Thursday 28th February
The Wellington Society had the pleasure of hosting Colonel Timothy Russell MBE, late the Royal Dragoon Guards. He has served in Northern Ireland, and more recently in Afghanistan as part of the International Security and Assistance Force (ISAF) Joint Command. He spoke mainly on his impressions of the conflict in Afghanistan, which he gained while he was deployed there. He began by providing an overview of the multitude of ethnic, tribal and geographical complexities which exist in the country. Part of the reason the war has been so difficult is because the causes of conflict in the south, which are often drug-related, are very different from the causes of conflict further North near the border with Pakistan. Colonel Russell explained how Afghanistan is not an isolated country, and the countries surrounding it, and in particular Pakistan, have an enormous effect on the stability of the region. For instance, during his time with ISAF, Colonel Russell helped to organise meetings between senior Pakistani and Afghan army officers, which he said were particularly revealing about the need for co-operation between the two countries. He then went on to provide a closer view of what a junior officer’s view of the conflict would be, showing the difficulty British soldiers face of distinguishing between different groups, as well as how the officer is involved in both the aggressive and more passive aspects of the war; from holding ‘shuras’ to find out about what the local population need and want, to co-ordinating air-strikes and artillery. Finally, in response to a question, he gave a brief outline of what the consequences of a perceived failure could be, where the regional government falls apart and local warlords and Taliban regain control from the Afghanistan security forces.
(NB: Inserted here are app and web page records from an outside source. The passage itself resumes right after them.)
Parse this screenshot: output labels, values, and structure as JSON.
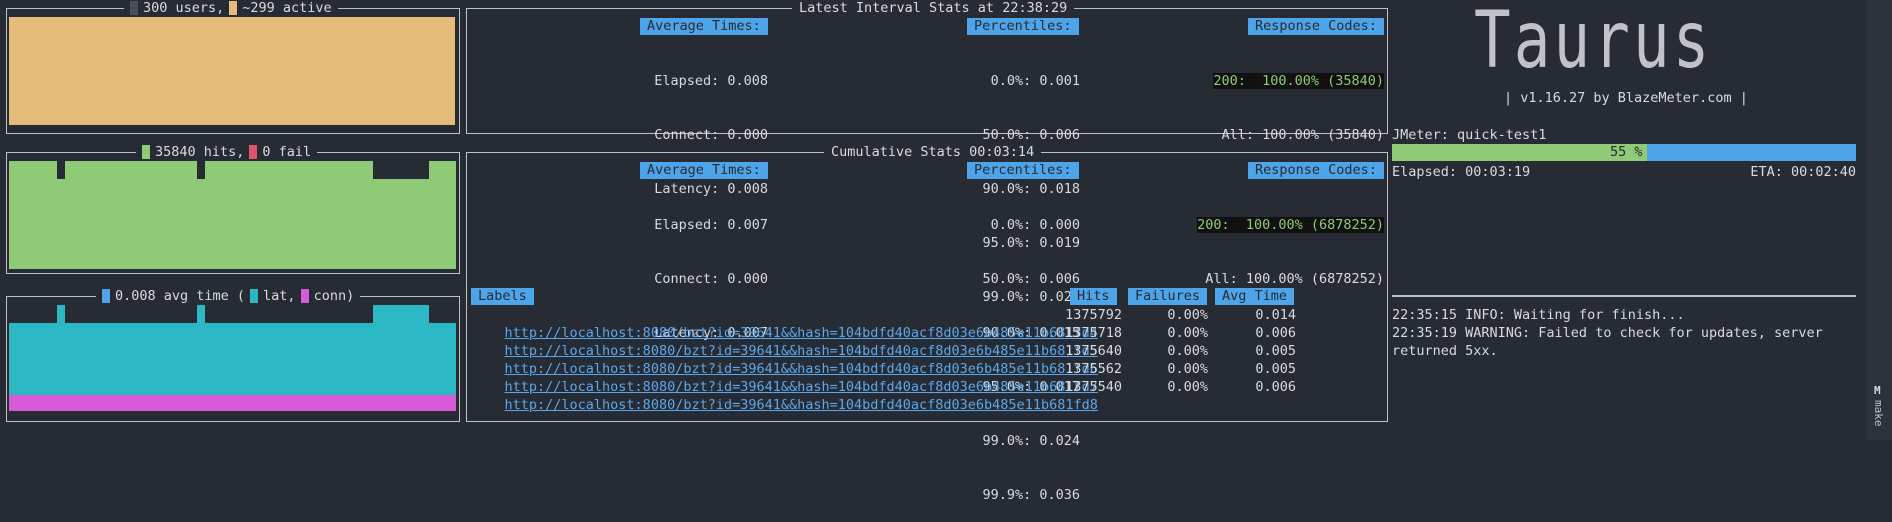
{
  "users_panel": {
    "users": "300 users,",
    "active": "~299 active",
    "colors": {
      "users": "#4b4f57",
      "active": "#e5bd78"
    }
  },
  "hits_panel": {
    "hits": "35840 hits,",
    "fail": "0 fail",
    "colors": {
      "hits": "#8fcb76",
      "fail": "#e0556a"
    }
  },
  "times_panel": {
    "avg": "0.008 avg time (",
    "lat": "lat,",
    "conn": "conn)",
    "colors": {
      "avg": "#4da4e8",
      "lat": "#2bb8c4",
      "conn": "#d75ad7"
    }
  },
  "latest": {
    "title": "Latest Interval Stats at 22:38:29",
    "avg_header": "Average Times:",
    "avg_rows": [
      "Elapsed: 0.008",
      "Connect: 0.000",
      "Latency: 0.008"
    ],
    "pct_header": "Percentiles:",
    "pct_rows": [
      " 0.0%: 0.001",
      "50.0%: 0.006",
      "90.0%: 0.018",
      "95.0%: 0.019",
      "99.0%: 0.024"
    ],
    "rc_header": "Response Codes:",
    "rc_rows": [
      "200:  100.00% (35840)",
      "All: 100.00% (35840)"
    ]
  },
  "cumulative": {
    "title": "Cumulative Stats 00:03:14",
    "avg_header": "Average Times:",
    "avg_rows": [
      "Elapsed: 0.007",
      "Connect: 0.000",
      "Latency: 0.007"
    ],
    "pct_header": "Percentiles:",
    "pct_rows": [
      " 0.0%: 0.000",
      "50.0%: 0.006",
      "90.0%: 0.015",
      "95.0%: 0.017",
      "99.0%: 0.024",
      "99.9%: 0.036"
    ],
    "rc_header": "Response Codes:",
    "rc_rows": [
      "200:  100.00% (6878252)",
      "All: 100.00% (6878252)"
    ]
  },
  "labels_table": {
    "headers": {
      "labels": "Labels",
      "hits": "Hits",
      "failures": "Failures",
      "avg": "Avg Time"
    },
    "rows": [
      {
        "url": "http://localhost:8080/bzt?id=39641&&hash=104bdfd40acf8d03e6b485e11b681fd4",
        "hits": "1375792",
        "fail": "0.00%",
        "avg": "0.014"
      },
      {
        "url": "http://localhost:8080/bzt?id=39641&&hash=104bdfd40acf8d03e6b485e11b681fd5",
        "hits": "1375718",
        "fail": "0.00%",
        "avg": "0.006"
      },
      {
        "url": "http://localhost:8080/bzt?id=39641&&hash=104bdfd40acf8d03e6b485e11b681fd6",
        "hits": "1375640",
        "fail": "0.00%",
        "avg": "0.005"
      },
      {
        "url": "http://localhost:8080/bzt?id=39641&&hash=104bdfd40acf8d03e6b485e11b681fd7",
        "hits": "1375562",
        "fail": "0.00%",
        "avg": "0.005"
      },
      {
        "url": "http://localhost:8080/bzt?id=39641&&hash=104bdfd40acf8d03e6b485e11b681fd8",
        "hits": "1375540",
        "fail": "0.00%",
        "avg": "0.006"
      }
    ]
  },
  "taurus": {
    "logo": "Taurus",
    "version": "| v1.16.27 by BlazeMeter.com |",
    "executor": "JMeter: quick-test1",
    "progress_label": "55 %",
    "progress": 0.55,
    "elapsed": "Elapsed: 00:03:19",
    "eta": "ETA: 00:02:40",
    "colors": {
      "done": "#8fcb76",
      "remaining": "#4da4e8"
    }
  },
  "log": {
    "lines": [
      "22:35:15 INFO: Waiting for finish...",
      "22:35:19 WARNING: Failed to check for updates, server",
      "returned 5xx."
    ]
  },
  "side": {
    "icon": "M",
    "label": "make"
  }
}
In such a scenario, it is possible that the North of the country could secede from the South, along tribal lines, with a wilderness area in the central mountain region.
Tom Rawlinson (AW)